■ TASK STATEMENT:
Nothing but an exact copy of the listing should appear in the response.

■ ENTRIES PROVIDED:
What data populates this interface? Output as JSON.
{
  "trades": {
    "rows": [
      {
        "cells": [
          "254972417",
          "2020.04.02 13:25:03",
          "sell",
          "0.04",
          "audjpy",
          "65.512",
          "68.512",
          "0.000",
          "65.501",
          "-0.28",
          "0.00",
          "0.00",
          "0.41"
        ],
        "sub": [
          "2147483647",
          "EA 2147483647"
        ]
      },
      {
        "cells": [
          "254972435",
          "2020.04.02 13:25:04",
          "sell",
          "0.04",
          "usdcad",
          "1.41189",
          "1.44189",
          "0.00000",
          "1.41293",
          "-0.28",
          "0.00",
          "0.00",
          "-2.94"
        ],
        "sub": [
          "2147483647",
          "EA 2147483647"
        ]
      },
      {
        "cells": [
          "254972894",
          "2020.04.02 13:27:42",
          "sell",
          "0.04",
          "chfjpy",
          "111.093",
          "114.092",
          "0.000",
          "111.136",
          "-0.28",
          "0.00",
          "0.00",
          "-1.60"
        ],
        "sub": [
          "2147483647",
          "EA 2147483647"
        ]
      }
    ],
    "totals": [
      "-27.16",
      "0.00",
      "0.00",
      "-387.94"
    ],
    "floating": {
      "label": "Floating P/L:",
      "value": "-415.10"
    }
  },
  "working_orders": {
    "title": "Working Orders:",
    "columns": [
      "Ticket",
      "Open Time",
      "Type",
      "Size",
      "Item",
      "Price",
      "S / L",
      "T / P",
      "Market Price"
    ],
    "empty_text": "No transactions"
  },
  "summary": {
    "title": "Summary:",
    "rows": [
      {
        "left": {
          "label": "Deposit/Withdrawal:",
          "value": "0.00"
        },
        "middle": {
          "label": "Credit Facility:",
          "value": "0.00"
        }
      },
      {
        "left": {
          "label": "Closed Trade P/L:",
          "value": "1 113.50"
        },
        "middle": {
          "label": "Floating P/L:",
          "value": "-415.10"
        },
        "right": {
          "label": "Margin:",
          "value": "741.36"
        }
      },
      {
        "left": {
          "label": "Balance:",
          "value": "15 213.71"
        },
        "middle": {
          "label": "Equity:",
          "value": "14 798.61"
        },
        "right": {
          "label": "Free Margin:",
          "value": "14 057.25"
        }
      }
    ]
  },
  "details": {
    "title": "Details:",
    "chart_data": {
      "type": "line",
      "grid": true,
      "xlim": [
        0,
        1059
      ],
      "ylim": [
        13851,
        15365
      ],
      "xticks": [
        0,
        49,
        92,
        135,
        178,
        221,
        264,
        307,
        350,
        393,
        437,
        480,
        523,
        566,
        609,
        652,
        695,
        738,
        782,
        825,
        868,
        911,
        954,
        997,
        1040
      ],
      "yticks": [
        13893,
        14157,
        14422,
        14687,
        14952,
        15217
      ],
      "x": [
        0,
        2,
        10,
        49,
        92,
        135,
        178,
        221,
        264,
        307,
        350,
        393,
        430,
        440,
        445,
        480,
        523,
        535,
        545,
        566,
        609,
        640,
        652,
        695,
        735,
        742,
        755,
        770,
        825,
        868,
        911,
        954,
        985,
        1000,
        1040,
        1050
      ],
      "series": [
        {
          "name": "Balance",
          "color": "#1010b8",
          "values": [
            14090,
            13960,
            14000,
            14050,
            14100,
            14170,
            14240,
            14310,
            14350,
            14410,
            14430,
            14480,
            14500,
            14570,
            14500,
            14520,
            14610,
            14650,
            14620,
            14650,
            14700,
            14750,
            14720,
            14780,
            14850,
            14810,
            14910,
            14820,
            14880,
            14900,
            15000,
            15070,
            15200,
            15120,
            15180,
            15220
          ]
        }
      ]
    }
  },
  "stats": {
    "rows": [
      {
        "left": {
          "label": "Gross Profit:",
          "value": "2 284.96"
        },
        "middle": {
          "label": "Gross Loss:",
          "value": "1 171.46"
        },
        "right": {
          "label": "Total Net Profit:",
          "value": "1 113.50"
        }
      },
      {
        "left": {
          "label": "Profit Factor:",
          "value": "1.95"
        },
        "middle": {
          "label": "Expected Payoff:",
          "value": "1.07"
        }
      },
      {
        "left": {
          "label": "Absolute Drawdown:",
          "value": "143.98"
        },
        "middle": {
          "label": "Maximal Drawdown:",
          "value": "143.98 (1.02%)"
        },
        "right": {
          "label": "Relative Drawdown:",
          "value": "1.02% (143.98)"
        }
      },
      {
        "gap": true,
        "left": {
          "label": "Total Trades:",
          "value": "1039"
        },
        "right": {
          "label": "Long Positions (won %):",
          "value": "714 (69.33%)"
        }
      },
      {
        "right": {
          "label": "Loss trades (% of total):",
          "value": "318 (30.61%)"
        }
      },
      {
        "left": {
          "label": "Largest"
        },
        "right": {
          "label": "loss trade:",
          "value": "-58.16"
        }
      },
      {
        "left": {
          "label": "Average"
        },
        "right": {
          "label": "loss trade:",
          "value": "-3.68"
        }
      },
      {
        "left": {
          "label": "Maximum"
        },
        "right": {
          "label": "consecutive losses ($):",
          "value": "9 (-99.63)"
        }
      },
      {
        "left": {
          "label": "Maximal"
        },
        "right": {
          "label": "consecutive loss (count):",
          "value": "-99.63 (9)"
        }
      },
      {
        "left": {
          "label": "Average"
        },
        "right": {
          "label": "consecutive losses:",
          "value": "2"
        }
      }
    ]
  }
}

■ YOUR RESPONSE:
What data populates this interface? Output as JSON.
{
  "trades": {
    "rows": [
      {
        "cells": [
          "254972417",
          "2020.04.02 13:25:03",
          "sell",
          "0.04",
          "audjpy",
          "65.512",
          "68.512",
          "0.000",
          "65.501",
          "-0.28",
          "0.00",
          "0.00",
          "0.41"
        ],
        "sub": [
          "2147483647",
          "EA 2147483647"
        ]
      },
      {
        "cells": [
          "254972435",
          "2020.04.02 13:25:04",
          "sell",
          "0.04",
          "usdcad",
          "1.41189",
          "1.44189",
          "0.00000",
          "1.41293",
          "-0.28",
          "0.00",
          "0.00",
          "-2.94"
        ],
        "sub": [
          "2147483647",
          "EA 2147483647"
        ]
      },
      {
        "cells": [
          "254972894",
          "2020.04.02 13:27:42",
          "sell",
          "0.04",
          "chfjpy",
          "111.093",
          "114.092",
          "0.000",
          "111.136",
          "-0.28",
          "0.00",
          "0.00",
          "-1.60"
        ],
        "sub": [
          "2147483647",
          "EA 2147483647"
        ]
      }
    ],
    "totals": [
      "-27.16",
      "0.00",
      "0.00",
      "-387.94"
    ],
    "floating": {
      "label": "Floating P/L:",
      "value": "-415.10"
    }
  },
  "working_orders": {
    "title": "Working Orders:",
    "columns": [
      "Ticket",
      "Open Time",
      "Type",
      "Size",
      "Item",
      "Price",
      "S / L",
      "T / P",
      "Market Price"
    ],
    "empty_text": "No transactions"
  },
  "summary": {
    "title": "Summary:",
    "rows": [
      {
        "left": {
          "label": "Deposit/Withdrawal:",
          "value": "0.00"
        },
        "middle": {
          "label": "Credit Facility:",
          "value": "0.00"
        }
      },
      {
        "left": {
          "label": "Closed Trade P/L:",
          "value": "1 113.50"
        },
        "middle": {
          "label": "Floating P/L:",
          "value": "-415.10"
        },
        "right": {
          "label": "Margin:",
          "value": "741.36"
        }
      },
      {
        "left": {
          "label": "Balance:",
          "value": "15 213.71"
        },
        "middle": {
          "label": "Equity:",
          "value": "14 798.61"
        },
        "right": {
          "label": "Free Margin:",
          "value": "14 057.25"
        }
      }
    ]
  },
  "details": {
    "title": "Details:",
    "chart_data": {
      "type": "line",
      "grid": true,
      "xlim": [
        0,
        1059
      ],
      "ylim": [
        13851,
        15365
      ],
      "xticks": [
        0,
        49,
        92,
        135,
        178,
        221,
        264,
        307,
        350,
        393,
        437,
        480,
        523,
        566,
        609,
        652,
        695,
        738,
        782,
        825,
        868,
        911,
        954,
        997,
        1040
      ],
      "yticks": [
        13893,
        14157,
        14422,
        14687,
        14952,
        15217
      ],
      "x": [
        0,
        2,
        10,
        49,
        92,
        135,
        178,
        221,
        264,
        307,
        350,
        393,
        430,
        440,
        445,
        480,
        523,
        535,
        545,
        566,
        609,
        640,
        652,
        695,
        735,
        742,
        755,
        770,
        825,
        868,
        911,
        954,
        985,
        1000,
        1040,
        1050
      ],
      "series": [
        {
          "name": "Balance",
          "color": "#1010b8",
          "values": [
            14090,
            13960,
            14000,
            14050,
            14100,
            14170,
            14240,
            14310,
            14350,
            14410,
            14430,
            14480,
            14500,
            14570,
            14500,
            14520,
            14610,
            14650,
            14620,
            14650,
            14700,
            14750,
            14720,
            14780,
            14850,
            14810,
            14910,
            14820,
            14880,
            14900,
            15000,
            15070,
            15200,
            15120,
            15180,
            15220
          ]
        }
      ]
    }
  },
  "stats": {
    "rows": [
      {
        "left": {
          "label": "Gross Profit:",
          "value": "2 284.96"
        },
        "middle": {
          "label": "Gross Loss:",
          "value": "1 171.46"
        },
        "right": {
          "label": "Total Net Profit:",
          "value": "1 113.50"
        }
      },
      {
        "left": {
          "label": "Profit Factor:",
          "value": "1.95"
        },
        "middle": {
          "label": "Expected Payoff:",
          "value": "1.07"
        }
      },
      {
        "left": {
          "label": "Absolute Drawdown:",
          "value": "143.98"
        },
        "middle": {
          "label": "Maximal Drawdown:",
          "value": "143.98 (1.02%)"
        },
        "right": {
          "label": "Relative Drawdown:",
          "value": "1.02% (143.98)"
        }
      },
      {
        "gap": true,
        "left": {
          "label": "Total Trades:",
          "value": "1039"
        },
        "right": {
          "label": "Long Positions (won %):",
          "value": "714 (69.33%)"
        }
      },
      {
        "right": {
          "label": "Loss trades (% of total):",
          "value": "318 (30.61%)"
        }
      },
      {
        "left": {
          "label": "Largest"
        },
        "right": {
          "label": "loss trade:",
          "value": "-58.16"
        }
      },
      {
        "left": {
          "label": "Average"
        },
        "right": {
          "label": "loss trade:",
          "value": "-3.68"
        }
      },
      {
        "left": {
          "label": "Maximum"
        },
        "right": {
          "label": "consecutive losses ($):",
          "value": "9 (-99.63)"
        }
      },
      {
        "left": {
          "label": "Maximal"
        },
        "right": {
          "label": "consecutive loss (count):",
          "value": "-99.63 (9)"
        }
      },
      {
        "left": {
          "label": "Average"
        },
        "right": {
          "label": "consecutive losses:",
          "value": "2"
        }
      }
    ]
  }
}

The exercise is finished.